Exercise requirements:
Quote all lines below exactly. Images stay out.
+++ Given information +++
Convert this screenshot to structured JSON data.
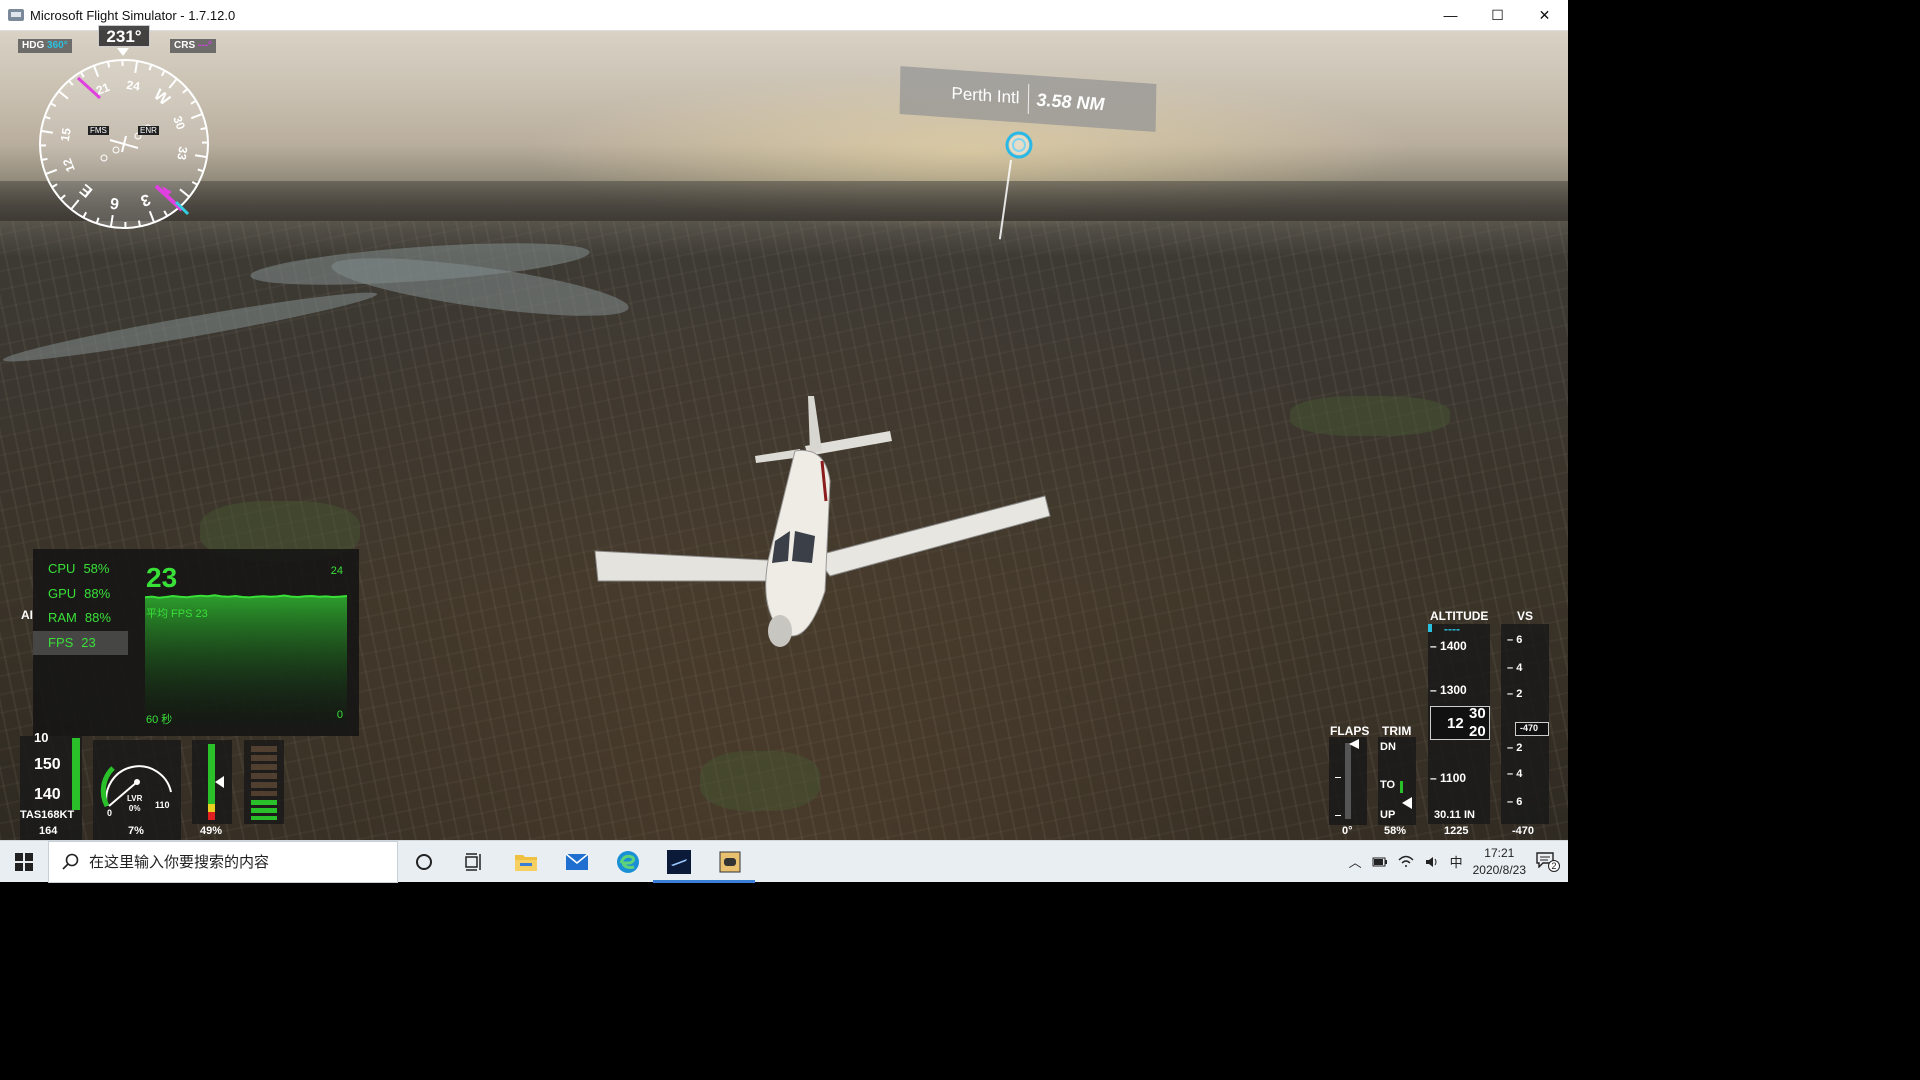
{
  "window": {
    "title": "Microsoft Flight Simulator - 1.7.12.0",
    "minimize": "—",
    "maximize": "☐",
    "close": "✕"
  },
  "nav": {
    "hdg_label": "HDG",
    "hdg_value": "360°",
    "crs_label": "CRS",
    "crs_value": "---°",
    "heading": "231°",
    "compass_marks": [
      "24",
      "W",
      "30",
      "33",
      "3",
      "6",
      "E",
      "12",
      "15",
      "21"
    ],
    "fms_label": "FMS",
    "enr_label": "ENR"
  },
  "waypoint": {
    "name": "Perth Intl",
    "distance": "3.58 NM"
  },
  "perf": {
    "stats": [
      {
        "label": "CPU",
        "value": "58%"
      },
      {
        "label": "GPU",
        "value": "88%"
      },
      {
        "label": "RAM",
        "value": "88%"
      },
      {
        "label": "FPS",
        "value": "23"
      }
    ],
    "fps_current": "23",
    "fps_max": "24",
    "fps_avg": "平均 FPS  23",
    "window": "60 秒",
    "fps_min": "0",
    "graph_values": [
      22,
      22.3,
      21.8,
      22.1,
      22.6,
      22.2,
      22,
      22.4,
      22.7,
      22.5,
      22.9,
      22.4,
      22.2,
      22.6,
      22.1,
      21.9,
      22.3,
      22.5,
      22.2,
      22.4,
      22.8,
      22.3,
      22.1,
      22.5,
      22.6,
      22.2,
      22.4,
      22.1,
      22.3,
      22.6
    ],
    "accent": "#38e038"
  },
  "airspeed": {
    "label": "AI",
    "ticks": [
      "150",
      "140",
      "10"
    ],
    "tas_label": "TAS168KT",
    "ias": "164"
  },
  "engine": {
    "rpm_label": "LVR",
    "rpm_value": "0%",
    "rpm_low": "0",
    "rpm_high": "110",
    "rpm_pct": "7%",
    "throttle_pct": "49%"
  },
  "flaps": {
    "label": "FLAPS",
    "value": "0°"
  },
  "trim": {
    "label": "TRIM",
    "dn": "DN",
    "to": "TO",
    "up": "UP",
    "value": "58%"
  },
  "altitude": {
    "label": "ALTITUDE",
    "target": "----",
    "ticks": [
      "1400",
      "1300",
      "1200",
      "1100"
    ],
    "current_hundreds": "12",
    "current_tens_top": "30",
    "current_tens_bottom": "20",
    "baro": "30.11 IN",
    "value": "1225"
  },
  "vs": {
    "label": "VS",
    "ticks": [
      "6",
      "4",
      "2",
      "2",
      "4",
      "6"
    ],
    "indicator": "-470",
    "value": "-470"
  },
  "taskbar": {
    "search_placeholder": "在这里输入你要搜索的内容",
    "ime": "中",
    "time": "17:21",
    "date": "2020/8/23",
    "notifications": "2"
  }
}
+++
Exercise output:
Convert this screenshot to structured JSON data.
{
  "window": {
    "title": "Microsoft Flight Simulator - 1.7.12.0",
    "minimize": "—",
    "maximize": "☐",
    "close": "✕"
  },
  "nav": {
    "hdg_label": "HDG",
    "hdg_value": "360°",
    "crs_label": "CRS",
    "crs_value": "---°",
    "heading": "231°",
    "compass_marks": [
      "24",
      "W",
      "30",
      "33",
      "3",
      "6",
      "E",
      "12",
      "15",
      "21"
    ],
    "fms_label": "FMS",
    "enr_label": "ENR"
  },
  "waypoint": {
    "name": "Perth Intl",
    "distance": "3.58 NM"
  },
  "perf": {
    "stats": [
      {
        "label": "CPU",
        "value": "58%"
      },
      {
        "label": "GPU",
        "value": "88%"
      },
      {
        "label": "RAM",
        "value": "88%"
      },
      {
        "label": "FPS",
        "value": "23"
      }
    ],
    "fps_current": "23",
    "fps_max": "24",
    "fps_avg": "平均 FPS  23",
    "window": "60 秒",
    "fps_min": "0",
    "graph_values": [
      22,
      22.3,
      21.8,
      22.1,
      22.6,
      22.2,
      22,
      22.4,
      22.7,
      22.5,
      22.9,
      22.4,
      22.2,
      22.6,
      22.1,
      21.9,
      22.3,
      22.5,
      22.2,
      22.4,
      22.8,
      22.3,
      22.1,
      22.5,
      22.6,
      22.2,
      22.4,
      22.1,
      22.3,
      22.6
    ],
    "accent": "#38e038"
  },
  "airspeed": {
    "label": "AI",
    "ticks": [
      "150",
      "140",
      "10"
    ],
    "tas_label": "TAS168KT",
    "ias": "164"
  },
  "engine": {
    "rpm_label": "LVR",
    "rpm_value": "0%",
    "rpm_low": "0",
    "rpm_high": "110",
    "rpm_pct": "7%",
    "throttle_pct": "49%"
  },
  "flaps": {
    "label": "FLAPS",
    "value": "0°"
  },
  "trim": {
    "label": "TRIM",
    "dn": "DN",
    "to": "TO",
    "up": "UP",
    "value": "58%"
  },
  "altitude": {
    "label": "ALTITUDE",
    "target": "----",
    "ticks": [
      "1400",
      "1300",
      "1200",
      "1100"
    ],
    "current_hundreds": "12",
    "current_tens_top": "30",
    "current_tens_bottom": "20",
    "baro": "30.11 IN",
    "value": "1225"
  },
  "vs": {
    "label": "VS",
    "ticks": [
      "6",
      "4",
      "2",
      "2",
      "4",
      "6"
    ],
    "indicator": "-470",
    "value": "-470"
  },
  "taskbar": {
    "search_placeholder": "在这里输入你要搜索的内容",
    "ime": "中",
    "time": "17:21",
    "date": "2020/8/23",
    "notifications": "2"
  }
}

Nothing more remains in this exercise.